    iJobs Money & Business

    Senior BA - Motor and Home Insurance

    £400 - £450 Per Day: Clearwater People Solutions Ltd: **URGENT CONTRACT ROLE**...

    Market Risk & Control Manager

    Up to £100k or £450p/d: Saxton Leigh: My client is a leading commodities tradi...

    SQL Developer - Watford/NW London - £320 - £330 p/d - 6 months

    £320 - £330 per day: Ashdown Group: The Ashdown Group have been engaged by a l...

    Head of Audit

    To £75,000 + Pension + Benefits + Bonus: Saxton Leigh: My client is looking f...

    Day In a Page

    Scottish referendum: The Yes vote was the love that dared speak its name, but it was not to be

    Despite the result, this is the end of the status quo

    Boyd Tonkin on the fall-out from the Scottish referendum
    Manolo Blahnik: The high priest of heels talks flats, Englishness, and why he loves Mary Beard

    Manolo Blahnik: Flats, Englishness, and Mary Beard

    The shoe designer who has been dubbed 'the patron saint of the stiletto'
    The Beatles biographer reveals exclusive original manuscripts of some of the best pop songs ever written

    Scrambled eggs and LSD

    Behind The Beatles' lyrics - thanks to Hunter Davis's original manuscript copies
    'Normcore' fashion: Blending in is the new standing out in latest catwalk non-trend

    'Normcore': Blending in is the new standing out

    Just when fashion was in grave danger of running out of trends, it only went and invented the non-trend. Rebecca Gonsalves investigates
    Dance’s new leading ladies fight back: How female vocalists are now writing their own hits

    New leading ladies of dance fight back

    How female vocalists are now writing their own hits
    Mystery of the Ground Zero wedding photo

    A shot in the dark

    Mystery of the wedding photo from Ground Zero
    His life, the universe and everything

    His life, the universe and everything

    New biography sheds light on comic genius of Douglas Adams
    Save us from small screen superheroes

    Save us from small screen superheroes

    Shows like Agents of S.H.I.E.L.D are little more than marketing tools
    Reach for the skies

    Reach for the skies

    From pools to football pitches, rooftop living is looking up
    These are the 12 best hotel spas in the UK

    12 best hotel spas in the UK

    Some hotels go all out on facilities; others stand out for the sheer quality of treatments
    These Iranian-controlled Shia militias used to specialise in killing American soldiers. Now they are fighting Isis, backed up by US airstrikes

    Widespread fear of Isis is producing strange bedfellows

    Iranian-controlled Shia militias that used to kill American soldiers are now fighting Isis, helped by US airstrikes
    Topshop goes part Athena poster, part last spring Prada

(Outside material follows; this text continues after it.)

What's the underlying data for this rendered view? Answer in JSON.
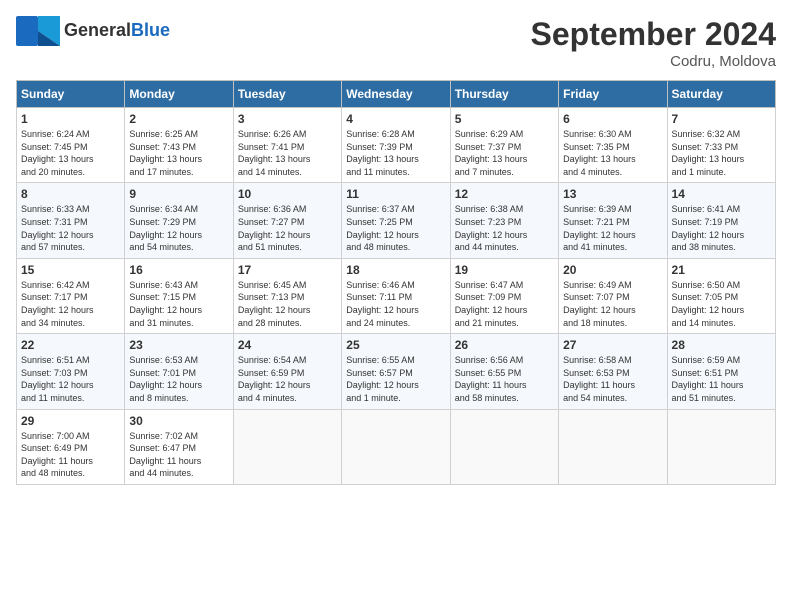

    Topshop goes part Athena poster, part last spring Prada

    Shoppers don't come to Topshop for the unique
    How to make a Lego masterpiece

    How to make a Lego masterpiece

    Toy breaks out of the nursery and heads for the gallery
    Meet the ‘Endies’ – city dwellers who are too poor to have fun

    Meet the ‘Endies’ – city dwellers who are too poor to have fun

    Urbanites are cursed with an acronym pointing to Employed but No Disposable Income or Savings
    Paisley’s decision to make peace with IRA enemies might remind the Arabs of Sadat

    Ian Paisley’s decision to make peace with his IRA enemies

    His Save Ulster from Sodomy campaign would surely have been supported by many a Sunni imam